The problem with regions that no one seems to talk about (in my opinion) is that the regions aren't usually very informative. They do give me some information, but not a whole lot. Let me elaborate.

Generally, I see regions being used to separate different types of class members: methods, properties, events. Or publics and privates. I suppose that is fine when the code does tend to be event-driven (and a lot of the .NET API is). Spend enough time with that convention and you'll subconsciously learn that you'll find the scope of stateful data within a "Member Variables" region, and that code entry points are likely to be in the "Constructor" or "Events" regions.

My gripe is that this isn't normally written out explicitly in idiomatic #region usage. You have to have this sort of mind map.

Another unfortunate thing is that I find inconsistent organization sometimes: I'd open a region to find this huge list of folded methods. Which ones are top-level functions? Which ones are helper/shared/refactored functions? Which ones are called within tight loops? From which functions? Are there more methods hidden in an almost-invisible region sitting just below the fold in my editor viewport? Why aren't the rest of the methods grouped inside a sibling region as well in that case?

Back to Earth

Now, obviously, a lot of that of that is largely a matter of style, personal preferences and knowing the conventions, but I feel there's still some aspects of regions that are worth exploring.

The debate I mentioned earlier briefly says that methods should be refactored when they are too long. But what does that actually mean in terms of code folding?

By definition, refactoring a large block of procedural code yields a bunch of small functions. Heck, the toy parser I'm working on does exactly that.

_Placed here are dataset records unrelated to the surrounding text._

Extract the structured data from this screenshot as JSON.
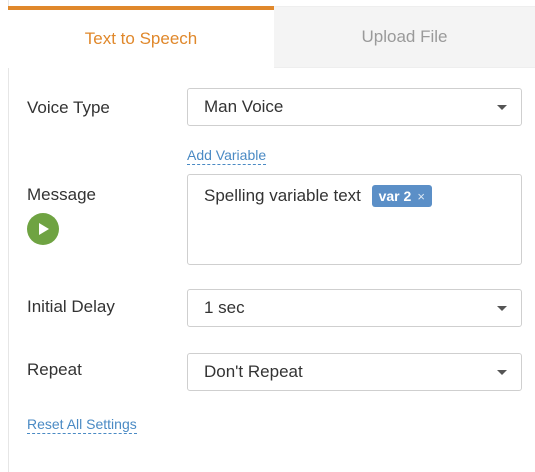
{
  "tabs": [
    {
      "label": "Text to Speech",
      "active": true
    },
    {
      "label": "Upload File",
      "active": false
    }
  ],
  "voice_type": {
    "label": "Voice Type",
    "value": "Man Voice"
  },
  "add_variable": {
    "label": "Add Variable"
  },
  "message": {
    "label": "Message",
    "text": "Spelling variable text",
    "variable_chip": "var 2",
    "chip_close": "×"
  },
  "initial_delay": {
    "label": "Initial Delay",
    "value": "1 sec"
  },
  "repeat": {
    "label": "Repeat",
    "value": "Don't Repeat"
  },
  "reset": {
    "label": "Reset All Settings"
  },
  "colors": {
    "accent": "#e0882b",
    "link": "#4a8ac4",
    "chip": "#5b8fc7",
    "play": "#6fa342"
  },
  "icons": {
    "play": "play-icon",
    "caret": "chevron-down-icon",
    "chip_close": "close-icon"
  }
}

The caveat is that refactored-out functions normally have a hierarchical relationship to the function from which they were extracted from.

Imagine we have a parser with a parse function that can call parseNumber and parseString. The function parseString in turn can call parseEscapedString and parseHeredoc, and the parseNumber can call parseHexadecimal and parseImaginary.

So far we have 7 functions and the logical way to group them looks more like a binary tree than a flat array of functions. We could create a "string" region and a "number" region, but that essentially leaves the parse function floating naked by itself in a sea of meta information:

#region parsing functions
public void parse() ...
  #region string parsing
public void parseString() ...
public void parseEscapedString() ...
public void parseHeredoc() ...
  #endregion

  #region number parsing
public void parseNumber() ...
public void parseHexadecimal() ...
public void parseImaginary() ...
  #endregion
#endregion

Which would fold like this:

#region parse
public void parse() ... <- this looks ugly :(
  [+ string]
  [+ number]
#endregion

We could put that parse function in a region of its own, but that doesn't make a whole lot of sense either. Hmmm.

It'd be neat if we could write this:

#region parsing functions
  #desc entry point
public void parse() ...
  #region string parsing
public void parseString() ...
public void parseEscapedString() ...
public void parseHeredoc() ...
  #endregion

  #region number parsing
public void parseNumber() ...
public void parseHexadecimal() ...
public void parseImaginary() ...
  #endregion
#endregion

Then, this made-up #desc would fold the parse function like so:

#region parsing functions
  [+ entry point]
  [+ string parsing]
  [+ number parsing]
#endregion

And while we're at it, let's go a step further. Let's add #desc's to all the functions and allow a folding mode that looks like this:

[+ parsing functions]
  [+ entry point]
  [+ string parsing]
    [+ strings w/ escape chars]
    [+ heredocs]
  [+ number parsing]
    [+ hexadecimals]
    [+ imaginary]

That would look a lot cleaner. It basically looks like a table of contents. Maybe I'll do something like that for my toy parser.